Defined Contribution Pension Schemes are a type of occupational pension scheme. Under a defined contribution scheme, you and your employer together contribute to build up a Retirement Account for you. This Retirement Account should grow over the course of your working life through investment growth and ongoing contributions. When you retire, you can use the retirement account to provide you with retirement benefits, such as a retirement lump sum, an income for life in retirement (annuity) and/or an Approved Retirement Fund (ARF).
What level of retirement benefit will you receive?
Under a defined contribution scheme, you are not guaranteed any specific level of retirement benefit.
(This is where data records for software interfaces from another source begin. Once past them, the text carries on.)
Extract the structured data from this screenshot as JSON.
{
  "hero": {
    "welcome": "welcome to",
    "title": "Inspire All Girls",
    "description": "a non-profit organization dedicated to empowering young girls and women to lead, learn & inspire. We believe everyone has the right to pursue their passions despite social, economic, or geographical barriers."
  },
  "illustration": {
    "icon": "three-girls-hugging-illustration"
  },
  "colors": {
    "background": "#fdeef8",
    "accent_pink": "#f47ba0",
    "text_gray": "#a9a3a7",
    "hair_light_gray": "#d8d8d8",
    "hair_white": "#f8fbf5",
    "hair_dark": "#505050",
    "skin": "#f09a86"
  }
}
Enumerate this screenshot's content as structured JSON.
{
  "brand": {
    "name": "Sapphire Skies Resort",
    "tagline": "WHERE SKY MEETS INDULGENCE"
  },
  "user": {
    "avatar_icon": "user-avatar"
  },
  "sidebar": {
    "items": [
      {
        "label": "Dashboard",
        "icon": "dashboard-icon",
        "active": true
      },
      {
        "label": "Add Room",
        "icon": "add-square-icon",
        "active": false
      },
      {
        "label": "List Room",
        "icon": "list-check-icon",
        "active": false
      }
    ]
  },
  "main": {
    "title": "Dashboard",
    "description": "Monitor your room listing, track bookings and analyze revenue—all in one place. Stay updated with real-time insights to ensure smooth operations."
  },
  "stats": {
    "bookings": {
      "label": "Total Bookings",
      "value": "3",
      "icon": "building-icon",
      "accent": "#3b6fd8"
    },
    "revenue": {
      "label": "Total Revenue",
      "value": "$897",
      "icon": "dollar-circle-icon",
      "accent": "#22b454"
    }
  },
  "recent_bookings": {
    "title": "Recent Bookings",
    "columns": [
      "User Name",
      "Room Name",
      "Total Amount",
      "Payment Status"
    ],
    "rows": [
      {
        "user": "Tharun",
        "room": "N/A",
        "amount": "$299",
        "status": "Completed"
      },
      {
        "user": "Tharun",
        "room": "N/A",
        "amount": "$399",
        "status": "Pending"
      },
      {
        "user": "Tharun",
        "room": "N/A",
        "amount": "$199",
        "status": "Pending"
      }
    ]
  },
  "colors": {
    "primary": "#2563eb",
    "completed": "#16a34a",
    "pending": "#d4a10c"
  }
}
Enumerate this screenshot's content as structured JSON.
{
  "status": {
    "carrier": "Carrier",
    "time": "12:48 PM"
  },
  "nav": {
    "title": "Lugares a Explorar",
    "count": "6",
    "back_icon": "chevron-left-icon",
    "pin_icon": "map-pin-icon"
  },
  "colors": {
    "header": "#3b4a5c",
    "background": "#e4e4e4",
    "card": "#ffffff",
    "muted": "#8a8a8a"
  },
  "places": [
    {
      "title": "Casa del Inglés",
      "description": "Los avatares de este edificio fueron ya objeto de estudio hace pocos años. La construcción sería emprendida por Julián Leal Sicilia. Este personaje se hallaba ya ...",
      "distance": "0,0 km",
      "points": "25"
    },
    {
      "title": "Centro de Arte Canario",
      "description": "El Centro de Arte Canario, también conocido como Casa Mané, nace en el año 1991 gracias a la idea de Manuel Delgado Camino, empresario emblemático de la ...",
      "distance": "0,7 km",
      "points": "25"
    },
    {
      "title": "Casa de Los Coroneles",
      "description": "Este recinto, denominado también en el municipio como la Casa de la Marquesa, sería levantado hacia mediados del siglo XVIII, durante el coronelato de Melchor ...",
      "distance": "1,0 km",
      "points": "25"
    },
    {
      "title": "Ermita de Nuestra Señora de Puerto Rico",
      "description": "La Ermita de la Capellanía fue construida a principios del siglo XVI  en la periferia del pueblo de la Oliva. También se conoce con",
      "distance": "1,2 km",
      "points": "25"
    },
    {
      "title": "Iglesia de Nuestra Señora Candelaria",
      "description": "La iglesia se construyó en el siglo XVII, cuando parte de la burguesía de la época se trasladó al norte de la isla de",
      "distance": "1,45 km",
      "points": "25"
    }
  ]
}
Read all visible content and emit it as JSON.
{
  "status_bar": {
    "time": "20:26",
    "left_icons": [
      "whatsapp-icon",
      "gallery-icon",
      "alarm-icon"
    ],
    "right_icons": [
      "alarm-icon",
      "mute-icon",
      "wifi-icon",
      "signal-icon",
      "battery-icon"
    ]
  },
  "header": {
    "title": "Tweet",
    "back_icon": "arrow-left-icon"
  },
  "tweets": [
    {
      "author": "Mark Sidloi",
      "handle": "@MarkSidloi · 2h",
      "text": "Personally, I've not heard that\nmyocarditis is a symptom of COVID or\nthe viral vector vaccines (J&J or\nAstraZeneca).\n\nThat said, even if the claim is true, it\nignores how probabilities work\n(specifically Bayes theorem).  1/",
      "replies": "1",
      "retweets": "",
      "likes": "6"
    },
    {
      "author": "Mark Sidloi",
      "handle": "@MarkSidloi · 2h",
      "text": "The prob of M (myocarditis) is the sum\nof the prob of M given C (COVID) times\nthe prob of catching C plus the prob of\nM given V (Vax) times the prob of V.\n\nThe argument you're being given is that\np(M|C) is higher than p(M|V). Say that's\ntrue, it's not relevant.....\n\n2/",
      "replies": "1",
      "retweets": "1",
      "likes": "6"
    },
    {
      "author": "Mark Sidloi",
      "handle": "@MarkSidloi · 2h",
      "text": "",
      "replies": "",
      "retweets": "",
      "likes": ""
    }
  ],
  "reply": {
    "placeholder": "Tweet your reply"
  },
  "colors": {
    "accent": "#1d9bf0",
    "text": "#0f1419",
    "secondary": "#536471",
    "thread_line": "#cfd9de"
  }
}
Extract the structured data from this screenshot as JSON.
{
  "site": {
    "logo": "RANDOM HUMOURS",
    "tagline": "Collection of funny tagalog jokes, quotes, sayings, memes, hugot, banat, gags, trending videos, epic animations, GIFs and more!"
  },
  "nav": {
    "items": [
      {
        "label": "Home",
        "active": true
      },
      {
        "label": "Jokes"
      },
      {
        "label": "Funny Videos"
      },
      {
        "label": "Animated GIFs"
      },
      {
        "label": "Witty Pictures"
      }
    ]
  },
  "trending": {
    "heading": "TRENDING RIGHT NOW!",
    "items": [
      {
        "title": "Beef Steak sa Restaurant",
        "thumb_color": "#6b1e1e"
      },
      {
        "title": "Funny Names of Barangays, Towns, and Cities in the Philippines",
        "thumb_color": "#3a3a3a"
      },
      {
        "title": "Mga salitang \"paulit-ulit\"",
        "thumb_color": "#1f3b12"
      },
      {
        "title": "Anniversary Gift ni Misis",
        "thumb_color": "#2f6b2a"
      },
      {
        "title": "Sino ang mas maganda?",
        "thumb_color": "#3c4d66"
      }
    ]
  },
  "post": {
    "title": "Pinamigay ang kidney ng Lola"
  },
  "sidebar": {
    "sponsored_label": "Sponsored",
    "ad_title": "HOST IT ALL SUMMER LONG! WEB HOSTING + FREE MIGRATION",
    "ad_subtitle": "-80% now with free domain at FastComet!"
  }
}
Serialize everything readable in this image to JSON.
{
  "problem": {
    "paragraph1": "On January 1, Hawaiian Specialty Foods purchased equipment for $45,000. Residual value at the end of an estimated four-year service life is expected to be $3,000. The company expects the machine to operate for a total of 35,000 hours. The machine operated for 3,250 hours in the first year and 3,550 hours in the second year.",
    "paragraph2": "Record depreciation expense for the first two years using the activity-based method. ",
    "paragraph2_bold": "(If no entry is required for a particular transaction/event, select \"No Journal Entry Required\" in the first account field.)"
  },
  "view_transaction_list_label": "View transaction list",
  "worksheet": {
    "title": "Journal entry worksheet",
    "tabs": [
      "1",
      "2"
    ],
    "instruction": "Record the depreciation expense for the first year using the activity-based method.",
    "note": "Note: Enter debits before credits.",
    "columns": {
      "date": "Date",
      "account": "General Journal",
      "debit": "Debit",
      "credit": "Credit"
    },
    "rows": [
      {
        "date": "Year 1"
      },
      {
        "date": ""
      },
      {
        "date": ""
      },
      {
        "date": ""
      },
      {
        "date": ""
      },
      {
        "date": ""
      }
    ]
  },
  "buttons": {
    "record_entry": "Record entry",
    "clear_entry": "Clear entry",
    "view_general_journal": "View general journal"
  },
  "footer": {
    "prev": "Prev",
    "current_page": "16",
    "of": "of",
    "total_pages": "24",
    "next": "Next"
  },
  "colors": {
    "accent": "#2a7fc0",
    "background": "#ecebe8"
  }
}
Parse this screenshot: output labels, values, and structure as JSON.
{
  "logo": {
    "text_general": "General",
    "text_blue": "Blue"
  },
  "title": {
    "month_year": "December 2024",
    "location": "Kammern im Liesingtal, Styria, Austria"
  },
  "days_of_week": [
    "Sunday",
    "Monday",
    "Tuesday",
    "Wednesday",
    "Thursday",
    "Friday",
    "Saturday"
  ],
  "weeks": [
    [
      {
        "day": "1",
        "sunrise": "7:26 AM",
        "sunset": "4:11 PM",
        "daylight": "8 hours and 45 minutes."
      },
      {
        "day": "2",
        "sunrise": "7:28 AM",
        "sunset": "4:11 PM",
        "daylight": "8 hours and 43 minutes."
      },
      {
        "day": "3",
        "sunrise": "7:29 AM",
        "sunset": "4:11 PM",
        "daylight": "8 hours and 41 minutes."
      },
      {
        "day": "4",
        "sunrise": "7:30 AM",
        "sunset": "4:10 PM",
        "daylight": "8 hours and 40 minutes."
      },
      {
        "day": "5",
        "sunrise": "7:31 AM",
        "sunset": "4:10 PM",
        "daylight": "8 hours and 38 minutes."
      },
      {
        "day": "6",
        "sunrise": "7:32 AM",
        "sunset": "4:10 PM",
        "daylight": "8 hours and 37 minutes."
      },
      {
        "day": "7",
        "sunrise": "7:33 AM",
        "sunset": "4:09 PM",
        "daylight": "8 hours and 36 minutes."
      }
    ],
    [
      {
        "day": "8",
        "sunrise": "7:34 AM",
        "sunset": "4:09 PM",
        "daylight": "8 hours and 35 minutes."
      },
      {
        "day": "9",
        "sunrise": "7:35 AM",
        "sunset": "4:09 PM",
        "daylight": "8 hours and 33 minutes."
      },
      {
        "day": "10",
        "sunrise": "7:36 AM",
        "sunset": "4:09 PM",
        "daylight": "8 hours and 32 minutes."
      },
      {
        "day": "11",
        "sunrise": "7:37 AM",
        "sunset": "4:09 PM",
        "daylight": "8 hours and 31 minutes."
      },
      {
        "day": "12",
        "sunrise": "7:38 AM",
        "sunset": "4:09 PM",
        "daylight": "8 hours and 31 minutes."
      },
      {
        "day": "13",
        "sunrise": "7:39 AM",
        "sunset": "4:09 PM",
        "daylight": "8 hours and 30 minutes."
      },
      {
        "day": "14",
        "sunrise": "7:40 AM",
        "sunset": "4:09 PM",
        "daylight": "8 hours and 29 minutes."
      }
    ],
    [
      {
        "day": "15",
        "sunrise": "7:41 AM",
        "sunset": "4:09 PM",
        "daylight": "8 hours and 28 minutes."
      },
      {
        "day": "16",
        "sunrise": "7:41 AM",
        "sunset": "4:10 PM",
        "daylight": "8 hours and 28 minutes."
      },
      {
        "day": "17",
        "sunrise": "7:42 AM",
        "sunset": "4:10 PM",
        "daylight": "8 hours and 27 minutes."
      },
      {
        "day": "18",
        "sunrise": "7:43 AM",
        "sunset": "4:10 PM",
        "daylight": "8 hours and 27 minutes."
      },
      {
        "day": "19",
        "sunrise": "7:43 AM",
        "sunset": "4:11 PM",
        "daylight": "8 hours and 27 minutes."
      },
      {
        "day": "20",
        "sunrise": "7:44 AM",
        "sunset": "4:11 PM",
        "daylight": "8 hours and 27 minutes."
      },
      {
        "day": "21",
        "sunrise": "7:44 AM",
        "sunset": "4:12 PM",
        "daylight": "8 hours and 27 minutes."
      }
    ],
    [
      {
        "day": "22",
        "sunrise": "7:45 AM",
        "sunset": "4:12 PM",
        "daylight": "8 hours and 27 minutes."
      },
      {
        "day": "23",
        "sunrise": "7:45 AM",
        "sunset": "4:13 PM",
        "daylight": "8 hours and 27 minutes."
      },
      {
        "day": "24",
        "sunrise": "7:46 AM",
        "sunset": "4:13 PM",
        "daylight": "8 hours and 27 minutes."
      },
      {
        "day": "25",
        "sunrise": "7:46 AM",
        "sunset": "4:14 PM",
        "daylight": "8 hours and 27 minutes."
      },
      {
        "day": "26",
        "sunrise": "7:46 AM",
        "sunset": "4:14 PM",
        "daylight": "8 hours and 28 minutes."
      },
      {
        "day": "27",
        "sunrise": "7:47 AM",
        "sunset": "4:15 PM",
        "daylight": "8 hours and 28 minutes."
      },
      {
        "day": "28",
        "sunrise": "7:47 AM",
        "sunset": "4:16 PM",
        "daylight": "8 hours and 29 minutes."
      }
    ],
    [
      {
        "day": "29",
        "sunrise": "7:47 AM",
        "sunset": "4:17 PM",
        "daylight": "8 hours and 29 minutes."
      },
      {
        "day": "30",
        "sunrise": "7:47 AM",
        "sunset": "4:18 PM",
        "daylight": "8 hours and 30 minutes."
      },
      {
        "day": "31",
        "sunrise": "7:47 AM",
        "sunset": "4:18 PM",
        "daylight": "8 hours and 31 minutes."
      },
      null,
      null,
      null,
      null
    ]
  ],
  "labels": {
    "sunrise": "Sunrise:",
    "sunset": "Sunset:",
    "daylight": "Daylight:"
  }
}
Factors that will influence the level of benefit that you will receive are likely to include the following:
- The length of time for which contributions are made
- The level of your contributions
- The level of your employer’s contributions
- Investment performance
- The level of annuity rates when you retire
How long should I make contributions for?
The longer you and your employer make pension contributions, the larger your retirement account is likely to be. If €5,000 per year is contributed to your retirement account for 20 years and investment growth averages 6% per annum, at the end of the 20 years you would have a retirement account worth €183,928. If contributions are made over a longer period of 30 years, with the same growth rate, the retirement account would be more than twice as large at the end of the period at €395,291.
What will determine your employer’s level of contribution?
The terms of your pension scheme will determine the level of your employer’s contributions. Typically, an employer providing an occupational pension scheme will contribute a set percentage – such as 5% or 10% – of an employee’s salary to his or her retirement account.
What will determine your level of contribution?
Again, the terms of the scheme will dictate the minimum percentage of salary that you must contribute to be a scheme member. Your contributions will benefit from tax relief at source. Depending on your level of income, a contribution of €100 to a pension may only cost €60 due to tax relief.
Can you increase your level of contribution beyond the minimum?
Yes, you can increase your level of contribution by making Additional Voluntary Contributions (AVCs). AVCs are, as the name suggests, voluntary contributions that you make to your retirement account from your salary. AVCs also benefit from income tax relief at source, so they are a very tax-efficient way of saving money. The limits of what you can contribute as AVCs are determined essentially by your age and income.
How should you invest in your Retirement Account?
Your scheme will have a default fund, and if you make no investment choices, your contributions will be placed in that default fund. It is likely that your scheme will have other fund options besides the default. Those fund options will have different risk profiles. Your default fund may have a facility, known as “Lifestyling”, which will automatically reduce your exposure to risk as you approach retirement age.
What happens if I leave employment before retirement?
If you have less than two years of pensionable service, you may receive a refund of your contributions. However, if you have more than two years of service and do nothing, your pension should remain where it is, invested as you left it. The retirement account will be available for you at your scheme’s retirement age (or earlier if you take early retirement) and you can exercise your retirement options at that time.
Other options when you leave service include the following:
- Transferring your benefits to a new occupational pension scheme with another employer
- Transferring your benefits to a personal retirement bond (a policy with a life assurance company)
- If you have under fifteen years of service, you can transfer your benefits to a PRSA
- If you are over the age of 50, you may be able to take early retirement
What will your options be at retirement?
Generally speaking, you may be able to:
- Take part of your retirement account as a retirement lump sum
- Purchase an annuity
- Take part of your pension as taxable cash
- Purchase an Approved Retirement Fund (ARF) or Approved Minimum Retirement Fund (AMRF)
For more information, book a complimentary chat with us to discuss and guide you through how you can secure a comfortable retirement income.